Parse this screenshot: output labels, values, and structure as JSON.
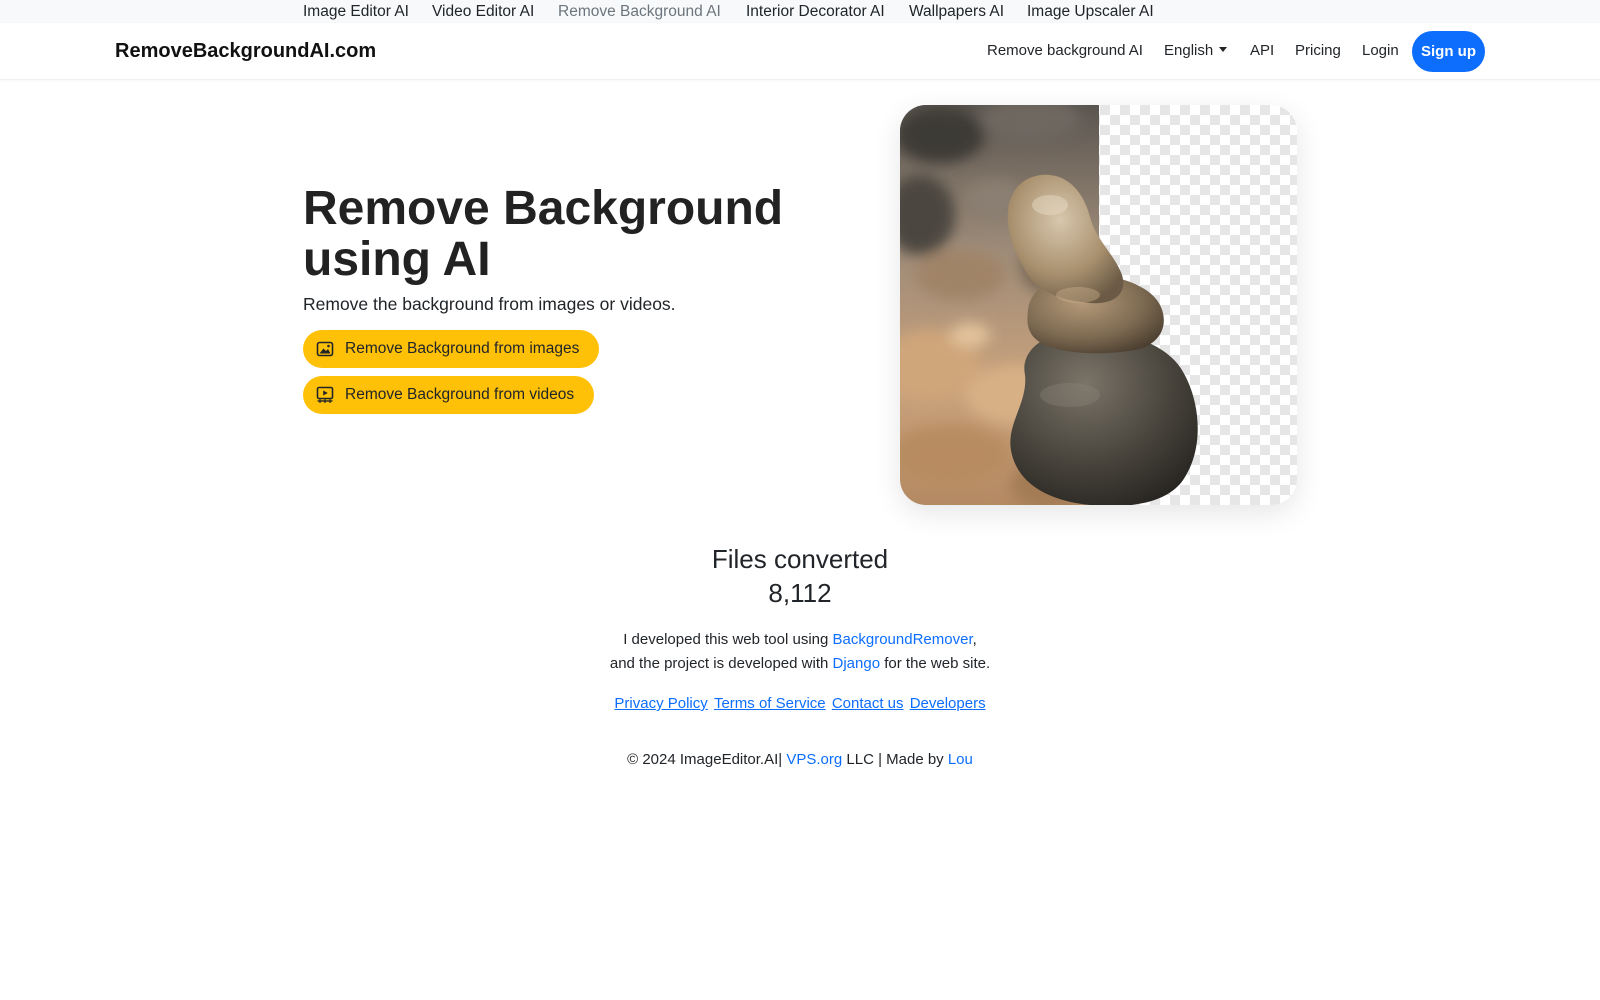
{
  "topbar": {
    "links": [
      {
        "label": "Image Editor AI"
      },
      {
        "label": "Video Editor AI"
      },
      {
        "label": "Remove Background AI"
      },
      {
        "label": "Interior Decorator AI"
      },
      {
        "label": "Wallpapers AI"
      },
      {
        "label": "Image Upscaler AI"
      }
    ]
  },
  "navbar": {
    "brand": "RemoveBackgroundAI.com",
    "remove_bg": "Remove background AI",
    "language": "English",
    "api": "API",
    "pricing": "Pricing",
    "login": "Login",
    "signup": "Sign up"
  },
  "hero": {
    "title": "Remove Background using AI",
    "subtitle": "Remove the background from images or videos.",
    "cta_images": "Remove Background from images",
    "cta_images_icon": "image-icon",
    "cta_videos": "Remove Background from videos",
    "cta_videos_icon": "video-icon"
  },
  "stats": {
    "label": "Files converted",
    "value": "8,112"
  },
  "credits": {
    "line1_prefix": "I developed this web tool using ",
    "line1_link": "BackgroundRemover",
    "line1_suffix": ",",
    "line2_prefix": "and the project is developed with ",
    "line2_link": "Django",
    "line2_suffix": " for the web site."
  },
  "footer": {
    "links": [
      {
        "label": "Privacy Policy"
      },
      {
        "label": "Terms of Service"
      },
      {
        "label": "Contact us"
      },
      {
        "label": "Developers"
      }
    ],
    "copyright_prefix": "© 2024 ImageEditor.AI| ",
    "copyright_link": "VPS.org",
    "copyright_mid": " LLC | Made by ",
    "copyright_author": "Lou"
  },
  "colors": {
    "primary": "#0d6efd",
    "cta": "#ffc107",
    "topbar_bg": "#f8f9fa"
  }
}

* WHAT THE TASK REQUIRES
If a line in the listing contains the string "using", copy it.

* ANSWER AREA
    "title": "Remove Background using AI",
    "line1_prefix": "I developed this web tool using ",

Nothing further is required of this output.